3. Keep Your Diabetes in Check

One in four adults is either pre-diabetic or diabetic. A pre-diabetic person is extremely likely to develop diabetes within 5 years unless they make significant lifestyle changes.

High blood sugar harms blood vessels, which makes it very difficult for them to efficiently transport nutrients. Compared to a person who doesn’t have diabetes, a diabetic person has more than twice the chance of developing hearing loss.

If you have diabetes, protect your hearing by taking the appropriate steps to control it. If you are at risk of getting type 2 diabetes, safeguard your hearing by making lifestyle changes to avoid it.

4. Lose Some Weight

This is more about your health than feeling great about how you look. Hearing loss and other health disorders increase as your Body Mass Index (BMI) rises. The risk of getting hearing loss increases by 17% for a slightly obese woman with a BMI of 30 to 34. For somebody with a BMI of 40 (moderate obesity), the risk rises to 25%.

Take measures to shed that extra weight. Your life can be prolonged and your hearing can be safeguarded by something as simple as walking for 30 minutes every day.

5. Don’t Overuse OTC Medications

Hearing impairment can be the result of certain over-the-counter (OTC) medications. The more often these medications are taken over a prolonged period of time, the greater the risk.

Common over-the-counter medicines that impact hearing include aspirin, NSAIDs (such as naproxen, ibuprofen), and acetaminophen. Use these medications in moderation and only with your doctor’s guidance if you need to take them more regularly.

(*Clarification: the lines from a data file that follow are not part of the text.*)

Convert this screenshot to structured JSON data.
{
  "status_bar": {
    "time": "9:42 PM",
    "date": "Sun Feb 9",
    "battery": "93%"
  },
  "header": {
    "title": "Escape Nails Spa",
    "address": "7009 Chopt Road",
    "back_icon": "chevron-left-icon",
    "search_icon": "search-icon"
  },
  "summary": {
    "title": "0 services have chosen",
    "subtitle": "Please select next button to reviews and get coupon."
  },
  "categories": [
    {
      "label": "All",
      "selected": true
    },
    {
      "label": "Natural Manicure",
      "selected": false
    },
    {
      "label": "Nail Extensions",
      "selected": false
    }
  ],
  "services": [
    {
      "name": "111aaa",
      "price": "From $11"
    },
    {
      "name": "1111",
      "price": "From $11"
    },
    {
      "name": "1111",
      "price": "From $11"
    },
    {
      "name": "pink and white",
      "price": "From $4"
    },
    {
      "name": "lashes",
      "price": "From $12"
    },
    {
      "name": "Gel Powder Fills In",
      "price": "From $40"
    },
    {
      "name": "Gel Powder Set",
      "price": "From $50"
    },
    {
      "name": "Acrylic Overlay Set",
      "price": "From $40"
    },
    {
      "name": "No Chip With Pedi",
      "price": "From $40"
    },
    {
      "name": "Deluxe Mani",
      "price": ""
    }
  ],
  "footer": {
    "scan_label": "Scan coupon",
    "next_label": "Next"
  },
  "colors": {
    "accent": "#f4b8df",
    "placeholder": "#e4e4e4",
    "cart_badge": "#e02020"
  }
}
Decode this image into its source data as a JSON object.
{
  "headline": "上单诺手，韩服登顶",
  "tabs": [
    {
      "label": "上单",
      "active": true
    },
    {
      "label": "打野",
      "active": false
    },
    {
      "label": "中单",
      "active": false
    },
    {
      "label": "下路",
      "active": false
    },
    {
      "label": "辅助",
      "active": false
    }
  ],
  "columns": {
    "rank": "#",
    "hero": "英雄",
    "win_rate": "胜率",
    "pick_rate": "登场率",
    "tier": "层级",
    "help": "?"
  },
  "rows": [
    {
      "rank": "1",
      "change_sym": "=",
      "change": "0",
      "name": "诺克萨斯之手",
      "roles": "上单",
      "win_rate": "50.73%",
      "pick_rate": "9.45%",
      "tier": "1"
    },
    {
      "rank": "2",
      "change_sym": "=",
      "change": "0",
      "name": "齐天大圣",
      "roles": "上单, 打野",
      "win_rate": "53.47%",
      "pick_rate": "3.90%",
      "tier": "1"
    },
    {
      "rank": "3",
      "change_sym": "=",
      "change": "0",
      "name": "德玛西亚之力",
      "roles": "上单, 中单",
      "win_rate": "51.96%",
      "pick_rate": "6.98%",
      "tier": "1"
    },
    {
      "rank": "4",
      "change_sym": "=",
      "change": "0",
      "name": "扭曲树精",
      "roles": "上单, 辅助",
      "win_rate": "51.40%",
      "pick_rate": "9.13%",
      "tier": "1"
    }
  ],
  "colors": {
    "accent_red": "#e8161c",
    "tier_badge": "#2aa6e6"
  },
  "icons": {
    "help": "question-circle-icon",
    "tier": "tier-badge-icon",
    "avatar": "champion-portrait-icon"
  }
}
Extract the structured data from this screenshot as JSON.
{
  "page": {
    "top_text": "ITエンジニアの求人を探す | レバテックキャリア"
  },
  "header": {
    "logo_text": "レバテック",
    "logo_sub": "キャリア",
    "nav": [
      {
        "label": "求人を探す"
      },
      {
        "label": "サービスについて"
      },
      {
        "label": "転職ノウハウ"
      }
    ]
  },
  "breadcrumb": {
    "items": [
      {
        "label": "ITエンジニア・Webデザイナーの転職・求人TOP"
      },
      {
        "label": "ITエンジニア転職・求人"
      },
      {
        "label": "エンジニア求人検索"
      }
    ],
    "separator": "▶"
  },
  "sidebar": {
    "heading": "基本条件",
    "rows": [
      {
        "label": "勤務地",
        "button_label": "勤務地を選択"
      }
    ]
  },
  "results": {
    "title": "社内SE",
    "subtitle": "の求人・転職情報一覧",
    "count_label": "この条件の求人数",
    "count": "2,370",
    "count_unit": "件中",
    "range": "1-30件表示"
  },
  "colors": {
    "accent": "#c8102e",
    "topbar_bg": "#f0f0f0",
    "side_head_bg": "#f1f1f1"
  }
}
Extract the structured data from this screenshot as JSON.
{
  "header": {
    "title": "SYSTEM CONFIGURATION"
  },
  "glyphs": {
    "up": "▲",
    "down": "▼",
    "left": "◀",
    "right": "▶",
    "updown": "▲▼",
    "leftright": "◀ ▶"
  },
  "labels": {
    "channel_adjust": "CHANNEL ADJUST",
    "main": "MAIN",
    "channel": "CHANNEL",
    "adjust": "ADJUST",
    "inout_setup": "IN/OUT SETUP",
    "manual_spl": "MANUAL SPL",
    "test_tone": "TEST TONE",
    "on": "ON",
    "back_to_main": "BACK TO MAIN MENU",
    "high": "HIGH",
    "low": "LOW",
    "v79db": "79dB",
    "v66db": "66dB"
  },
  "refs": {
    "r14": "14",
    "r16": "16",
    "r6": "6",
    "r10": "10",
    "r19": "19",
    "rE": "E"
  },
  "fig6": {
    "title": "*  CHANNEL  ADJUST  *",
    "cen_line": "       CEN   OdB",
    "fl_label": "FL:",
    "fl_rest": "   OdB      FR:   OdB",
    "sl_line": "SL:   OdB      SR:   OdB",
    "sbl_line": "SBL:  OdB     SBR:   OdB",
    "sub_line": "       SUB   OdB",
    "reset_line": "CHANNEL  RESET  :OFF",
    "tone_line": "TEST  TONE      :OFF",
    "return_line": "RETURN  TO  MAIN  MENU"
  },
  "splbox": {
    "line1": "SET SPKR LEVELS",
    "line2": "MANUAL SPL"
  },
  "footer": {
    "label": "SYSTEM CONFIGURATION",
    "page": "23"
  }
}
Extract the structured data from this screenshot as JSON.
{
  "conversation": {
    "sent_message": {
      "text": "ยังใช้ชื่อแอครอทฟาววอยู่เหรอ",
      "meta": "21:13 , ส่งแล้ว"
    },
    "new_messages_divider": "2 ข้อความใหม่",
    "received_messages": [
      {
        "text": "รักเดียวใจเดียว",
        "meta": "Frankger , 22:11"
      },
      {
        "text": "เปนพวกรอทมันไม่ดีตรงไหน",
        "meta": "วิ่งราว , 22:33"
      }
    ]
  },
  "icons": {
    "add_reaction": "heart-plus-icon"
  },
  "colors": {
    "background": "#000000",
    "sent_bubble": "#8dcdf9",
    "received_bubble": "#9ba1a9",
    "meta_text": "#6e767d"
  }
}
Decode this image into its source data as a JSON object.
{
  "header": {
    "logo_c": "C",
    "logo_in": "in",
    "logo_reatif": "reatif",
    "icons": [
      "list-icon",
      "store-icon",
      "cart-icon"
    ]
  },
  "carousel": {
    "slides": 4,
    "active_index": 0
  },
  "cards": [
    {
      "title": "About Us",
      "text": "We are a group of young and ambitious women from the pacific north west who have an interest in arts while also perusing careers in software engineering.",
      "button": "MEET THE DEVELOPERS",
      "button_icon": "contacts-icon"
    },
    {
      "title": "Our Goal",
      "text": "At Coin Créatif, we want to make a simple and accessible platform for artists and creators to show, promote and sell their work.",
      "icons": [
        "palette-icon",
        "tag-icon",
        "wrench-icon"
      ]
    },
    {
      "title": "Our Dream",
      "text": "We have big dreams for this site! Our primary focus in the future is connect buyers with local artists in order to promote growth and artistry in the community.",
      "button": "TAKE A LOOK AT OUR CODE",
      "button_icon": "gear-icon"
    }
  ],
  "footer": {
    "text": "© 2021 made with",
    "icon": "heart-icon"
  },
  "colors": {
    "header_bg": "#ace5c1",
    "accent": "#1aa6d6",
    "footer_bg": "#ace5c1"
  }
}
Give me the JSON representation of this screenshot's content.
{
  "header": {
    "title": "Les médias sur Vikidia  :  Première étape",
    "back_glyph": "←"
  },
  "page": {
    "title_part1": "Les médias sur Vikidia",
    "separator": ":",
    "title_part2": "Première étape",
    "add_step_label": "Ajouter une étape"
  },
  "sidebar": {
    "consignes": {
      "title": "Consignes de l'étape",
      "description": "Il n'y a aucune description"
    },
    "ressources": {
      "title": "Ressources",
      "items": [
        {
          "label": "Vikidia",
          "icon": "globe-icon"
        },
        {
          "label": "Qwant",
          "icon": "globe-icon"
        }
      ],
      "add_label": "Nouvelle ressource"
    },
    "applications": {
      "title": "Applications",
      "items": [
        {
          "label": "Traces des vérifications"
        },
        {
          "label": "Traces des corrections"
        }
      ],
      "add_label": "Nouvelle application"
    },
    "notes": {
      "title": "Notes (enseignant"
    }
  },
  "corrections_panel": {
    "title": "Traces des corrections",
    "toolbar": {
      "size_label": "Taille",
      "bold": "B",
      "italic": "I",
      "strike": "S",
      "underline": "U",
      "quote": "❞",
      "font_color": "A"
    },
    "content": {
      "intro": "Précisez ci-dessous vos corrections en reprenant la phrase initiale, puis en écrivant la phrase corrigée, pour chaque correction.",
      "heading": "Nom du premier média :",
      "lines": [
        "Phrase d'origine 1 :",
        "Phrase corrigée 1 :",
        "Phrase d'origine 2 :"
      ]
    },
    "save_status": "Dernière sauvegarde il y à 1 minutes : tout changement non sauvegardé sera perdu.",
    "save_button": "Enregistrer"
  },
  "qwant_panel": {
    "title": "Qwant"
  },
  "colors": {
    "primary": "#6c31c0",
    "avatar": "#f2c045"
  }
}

Studies reveal that you’ll probably be okay if you’re using these medications occasionally in the recommended doses. The risk of hearing loss increases up to 40% for men, however, when these medicines are taken on a daily basis.

Always follow your doctor’s advice. Your doctor might be able to recommend some lifestyle changes that will lessen your dependence on these medications if you are using them every day.

6. Eat More Broccoli

Broccoli is loaded with iron in addition to important nutrients including vitamins C and K. Iron is essential to blood circulation and a healthy heart. Nutrients and oxygen are carried to your cells which helps keep them healthy and nourished and iron is a major part of this process.

If you’re a vegetarian or don’t eat much meat, it’s important that you consume enough plant-based iron. The iron found in plants is not as bioavailable as the iron in meat so people in this group are more likely to be deficient in iron.

More than 300,000 individuals were studied by Pennsylvania State University. The researchers discovered participants with anemia (severe iron deficiency) were two times as likely to experience sensorineural hearing loss as those without the disorder. Sensorineural hearing loss is the scientific term for permanent hearing loss associated with the aging process.

The inner ear has delicate hair cells that detect sounds and connect with the brain to transmit the volume and frequency of those sounds. If an iron deficiency or poor circulation causes these delicate hairs to die they will never grow back.

Don’t wait to get a hearing exam because you’re never too young. Implement these steps into your life and reduce hearing loss.

The site information is for educational and informational purposes only and does not constitute medical advice. To receive personalized advice or treatment, schedule an appointment.